By Robert Gearty
A New York federal jury heard opening statements Jan. 20 as the horse doping conspiracy trial of Dr. Seth Fishman and Lisa Giannelli got underway.
Prosecutor Anden Chow began by telling jurors that the defendants had operated a black market drug conspiracy for two decades.
He said Fishman and Giannelli created hundreds of drugs that were used to secretly dope race horses.
The drugs they produced were undetectable in post-racing testing, Chow said, so that trainers who were their customers could increase their chances of winning races by committing fraud.
“For two decades they did their best to avoid getting caught,” the prosecutor said. “They were successful until today.”
Fishman and Giannelli went on trial on charges of conspiring to misbrand and adulterate drugs, including performance-enhancing drugs used to dope horses at tracks across the country.
The opening statements came after a jury of eight women and four men was seated in U.S. District Court in Manhattan.
Fishman and Giannelli were among more than two dozen trainers, veterinarians, and others busted in 2020 in what prosecutors say is the most far-reaching prosecution of racehorse doping in U.S. Justice Department history. Among those charged was prominent trainer Jason Servis whose Maximum Security finished first in the 2019 GI Kentucky Derby Presented by Woodford Reserve but was disqualified for interference. Servis has maintained a not-guilty plea and is awaiting trial.
Fishman and Giannelli listened attentively as Chow and their attorneys addressed the jury. Each is free on $100,000 bail.
Chow was the first to address the jury.
He said that the world of horse racing was a highly lucrative business, making it tempting for some to dope horses to get an edge. He said to guard against this, regulators established rules on what substances can be administered to horses and when.
“Fishman and Giannelli sold drugs to get around these rules,” Chow said.
The prosecutor said Fishman and Giannelli, who was his associate, had “hundreds of clients” and were “paid millions of dollars.”
One of the drugs Fishman manufactured boosted red blood cells in horses to increase endurance, Chow said.
He said Fishman described this drug as “the Holy Grail” of drugs.
The prosecutor said Fishman was also obsessed with manufacturing drugs that would be undetectable in post-race testing.
Chow added one of Fishman's clients was trainer Jorge Navarro. He described Navarro as one of the sport's most successful trainers who ran a doping program that relied on Fishman and others.
Navarro has pleaded guilty for his role in the case and has been sentenced to five years in prison.
Chow told jurors that the government's case would include the testimony of trainers who bought Fishman's drugs, text messages, items seized as part of search warrants, and “the words of the defendants on wiretaps.”

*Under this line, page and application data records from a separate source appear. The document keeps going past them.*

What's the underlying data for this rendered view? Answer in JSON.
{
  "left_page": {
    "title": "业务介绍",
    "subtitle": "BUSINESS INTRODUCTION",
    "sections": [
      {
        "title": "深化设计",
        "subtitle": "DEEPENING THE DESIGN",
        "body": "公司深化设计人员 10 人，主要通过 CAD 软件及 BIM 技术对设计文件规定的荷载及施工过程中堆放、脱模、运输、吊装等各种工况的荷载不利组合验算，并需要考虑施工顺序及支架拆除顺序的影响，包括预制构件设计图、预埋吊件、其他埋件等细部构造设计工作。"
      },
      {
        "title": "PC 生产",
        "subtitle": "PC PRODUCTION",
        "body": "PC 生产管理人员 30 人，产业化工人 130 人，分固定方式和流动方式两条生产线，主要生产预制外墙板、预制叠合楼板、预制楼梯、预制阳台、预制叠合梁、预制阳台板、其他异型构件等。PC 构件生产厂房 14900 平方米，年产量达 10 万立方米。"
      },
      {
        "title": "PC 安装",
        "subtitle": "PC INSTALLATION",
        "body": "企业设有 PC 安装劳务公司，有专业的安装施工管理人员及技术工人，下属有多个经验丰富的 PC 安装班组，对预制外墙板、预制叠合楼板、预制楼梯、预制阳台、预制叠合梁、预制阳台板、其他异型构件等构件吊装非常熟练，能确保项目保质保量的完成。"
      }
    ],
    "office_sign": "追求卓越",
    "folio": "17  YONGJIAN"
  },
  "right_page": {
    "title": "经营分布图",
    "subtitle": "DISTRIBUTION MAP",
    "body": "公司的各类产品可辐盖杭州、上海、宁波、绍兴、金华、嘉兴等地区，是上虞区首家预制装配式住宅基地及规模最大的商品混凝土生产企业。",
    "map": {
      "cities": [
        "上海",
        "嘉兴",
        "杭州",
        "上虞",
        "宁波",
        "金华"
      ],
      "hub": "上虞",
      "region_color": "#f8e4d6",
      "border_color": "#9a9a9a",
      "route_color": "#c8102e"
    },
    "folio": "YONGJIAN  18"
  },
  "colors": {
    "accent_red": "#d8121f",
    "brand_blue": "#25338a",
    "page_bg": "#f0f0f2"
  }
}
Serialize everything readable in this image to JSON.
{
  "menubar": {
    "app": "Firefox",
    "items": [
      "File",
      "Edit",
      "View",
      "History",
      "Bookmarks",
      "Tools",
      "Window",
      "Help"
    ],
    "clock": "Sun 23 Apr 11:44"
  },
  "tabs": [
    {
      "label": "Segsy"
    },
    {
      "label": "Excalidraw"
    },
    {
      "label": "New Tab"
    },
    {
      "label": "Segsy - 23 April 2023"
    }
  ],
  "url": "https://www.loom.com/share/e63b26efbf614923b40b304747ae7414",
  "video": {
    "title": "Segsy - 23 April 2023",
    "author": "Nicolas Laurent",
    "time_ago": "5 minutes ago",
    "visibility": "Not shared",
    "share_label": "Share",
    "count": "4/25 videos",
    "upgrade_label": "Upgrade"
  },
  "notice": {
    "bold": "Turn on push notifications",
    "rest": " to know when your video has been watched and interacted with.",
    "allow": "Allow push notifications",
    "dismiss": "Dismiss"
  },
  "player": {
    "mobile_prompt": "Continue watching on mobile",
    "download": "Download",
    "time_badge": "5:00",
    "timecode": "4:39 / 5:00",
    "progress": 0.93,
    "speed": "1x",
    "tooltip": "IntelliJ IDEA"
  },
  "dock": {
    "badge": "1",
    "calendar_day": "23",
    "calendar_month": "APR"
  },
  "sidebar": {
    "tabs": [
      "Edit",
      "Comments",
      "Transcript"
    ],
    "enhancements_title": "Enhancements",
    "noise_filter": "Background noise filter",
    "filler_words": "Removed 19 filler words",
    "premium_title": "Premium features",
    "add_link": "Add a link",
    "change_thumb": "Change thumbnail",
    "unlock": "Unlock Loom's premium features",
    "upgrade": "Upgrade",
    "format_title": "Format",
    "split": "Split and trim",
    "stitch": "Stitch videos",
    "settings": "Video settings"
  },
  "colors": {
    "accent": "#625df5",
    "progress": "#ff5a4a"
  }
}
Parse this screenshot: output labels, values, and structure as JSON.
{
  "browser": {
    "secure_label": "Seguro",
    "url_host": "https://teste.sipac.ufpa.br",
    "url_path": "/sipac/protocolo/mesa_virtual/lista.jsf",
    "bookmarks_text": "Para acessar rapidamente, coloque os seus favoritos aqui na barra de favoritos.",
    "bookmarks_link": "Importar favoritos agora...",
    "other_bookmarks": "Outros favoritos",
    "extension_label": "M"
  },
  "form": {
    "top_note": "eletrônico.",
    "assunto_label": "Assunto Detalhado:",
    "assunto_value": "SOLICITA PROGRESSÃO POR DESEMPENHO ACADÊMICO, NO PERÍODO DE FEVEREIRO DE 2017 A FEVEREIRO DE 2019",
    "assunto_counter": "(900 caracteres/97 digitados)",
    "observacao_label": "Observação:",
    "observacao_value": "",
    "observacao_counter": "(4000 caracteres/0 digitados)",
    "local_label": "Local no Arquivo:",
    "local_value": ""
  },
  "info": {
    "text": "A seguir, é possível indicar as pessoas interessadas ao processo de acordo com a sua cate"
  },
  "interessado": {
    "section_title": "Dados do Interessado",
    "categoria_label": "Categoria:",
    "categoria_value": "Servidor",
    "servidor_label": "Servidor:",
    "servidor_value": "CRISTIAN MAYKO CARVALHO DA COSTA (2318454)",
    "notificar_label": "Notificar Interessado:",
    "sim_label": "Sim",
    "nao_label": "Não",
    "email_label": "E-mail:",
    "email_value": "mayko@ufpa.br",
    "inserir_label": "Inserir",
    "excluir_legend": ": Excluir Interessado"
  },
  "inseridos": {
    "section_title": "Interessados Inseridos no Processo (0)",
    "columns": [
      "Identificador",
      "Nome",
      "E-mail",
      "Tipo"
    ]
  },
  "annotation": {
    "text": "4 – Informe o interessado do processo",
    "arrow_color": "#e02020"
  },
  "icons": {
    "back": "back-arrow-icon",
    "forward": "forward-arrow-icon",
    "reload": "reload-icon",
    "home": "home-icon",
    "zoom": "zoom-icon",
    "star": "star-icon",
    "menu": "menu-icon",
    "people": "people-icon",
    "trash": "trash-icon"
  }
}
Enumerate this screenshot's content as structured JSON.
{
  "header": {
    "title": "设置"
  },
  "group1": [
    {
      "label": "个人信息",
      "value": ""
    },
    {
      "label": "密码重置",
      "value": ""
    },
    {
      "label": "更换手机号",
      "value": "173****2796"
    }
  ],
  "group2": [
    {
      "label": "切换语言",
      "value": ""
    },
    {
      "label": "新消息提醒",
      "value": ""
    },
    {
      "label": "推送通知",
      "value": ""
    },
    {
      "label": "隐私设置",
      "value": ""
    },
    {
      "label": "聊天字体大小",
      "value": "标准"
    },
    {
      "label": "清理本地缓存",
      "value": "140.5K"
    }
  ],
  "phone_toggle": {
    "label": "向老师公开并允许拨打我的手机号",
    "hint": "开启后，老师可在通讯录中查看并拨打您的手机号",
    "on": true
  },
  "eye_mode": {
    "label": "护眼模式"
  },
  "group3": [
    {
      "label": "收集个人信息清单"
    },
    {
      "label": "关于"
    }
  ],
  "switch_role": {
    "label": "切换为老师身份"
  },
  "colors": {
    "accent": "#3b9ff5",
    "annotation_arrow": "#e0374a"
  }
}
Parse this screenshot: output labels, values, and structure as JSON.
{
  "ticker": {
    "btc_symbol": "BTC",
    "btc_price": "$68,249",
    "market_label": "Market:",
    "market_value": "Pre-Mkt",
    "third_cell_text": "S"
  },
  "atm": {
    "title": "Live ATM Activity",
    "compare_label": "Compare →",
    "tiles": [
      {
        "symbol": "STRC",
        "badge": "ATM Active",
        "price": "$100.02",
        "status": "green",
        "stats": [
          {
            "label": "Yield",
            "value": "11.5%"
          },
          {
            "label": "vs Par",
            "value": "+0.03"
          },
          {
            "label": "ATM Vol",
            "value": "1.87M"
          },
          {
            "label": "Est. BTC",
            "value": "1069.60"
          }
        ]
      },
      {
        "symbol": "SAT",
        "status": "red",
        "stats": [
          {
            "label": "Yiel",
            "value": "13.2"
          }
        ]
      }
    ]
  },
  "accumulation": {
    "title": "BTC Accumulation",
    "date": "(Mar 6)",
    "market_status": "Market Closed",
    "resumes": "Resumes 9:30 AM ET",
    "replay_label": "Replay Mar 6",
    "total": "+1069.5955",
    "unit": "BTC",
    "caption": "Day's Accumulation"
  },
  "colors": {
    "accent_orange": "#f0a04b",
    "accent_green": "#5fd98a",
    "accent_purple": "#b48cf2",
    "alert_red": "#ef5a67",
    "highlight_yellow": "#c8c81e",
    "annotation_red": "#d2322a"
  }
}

During his opening statement, Fishman's attorney Maurice Sercarz said that when Fishman became a veterinarian, he swore an oath promising to always work for the benefit and health of horses.
“This is the calling he answered,” Sercarz said.
He added, “It will be for the government to prove that his intent and purpose was something other than limiting animal suffering.”
The defense attorney told jurors there is great beauty in racing, but there is an ugly side with too many owners and trainers willing to cheat.
Sercarz said it wasn't his client's intention to defraud or mislead anyone.
“The individuals who purchased substances and products from Dr. Fishman knew what they were getting,” he said.
Giannelli attorney Louis Fasulo said his client didn't do anything wrong. She believed the products Fishman manufactured were okay to deliver to others, he said.
He said Giannelli was a high school graduate dedicated to the well-being of horses.
“She went to work and fulfilled her responsibility,” Fasulo said.
After the opening statements, prosecutors called their first witness, Courtney Adams, for limited testimony before the trial wrapped up Thursday. She worked for Fishman's business Equestology in South Florida from 2012 to 2016.
She said that during that time she saw Fishman treat animals “maybe once or twice.”
Prosecutors contend that Fishman's business was more about selling drugs than taking care of horses.
Her testimony resumes Jan. 21.
The leading horse racing industry publications are covering the Fishman-Giannelli trial via pool reporting.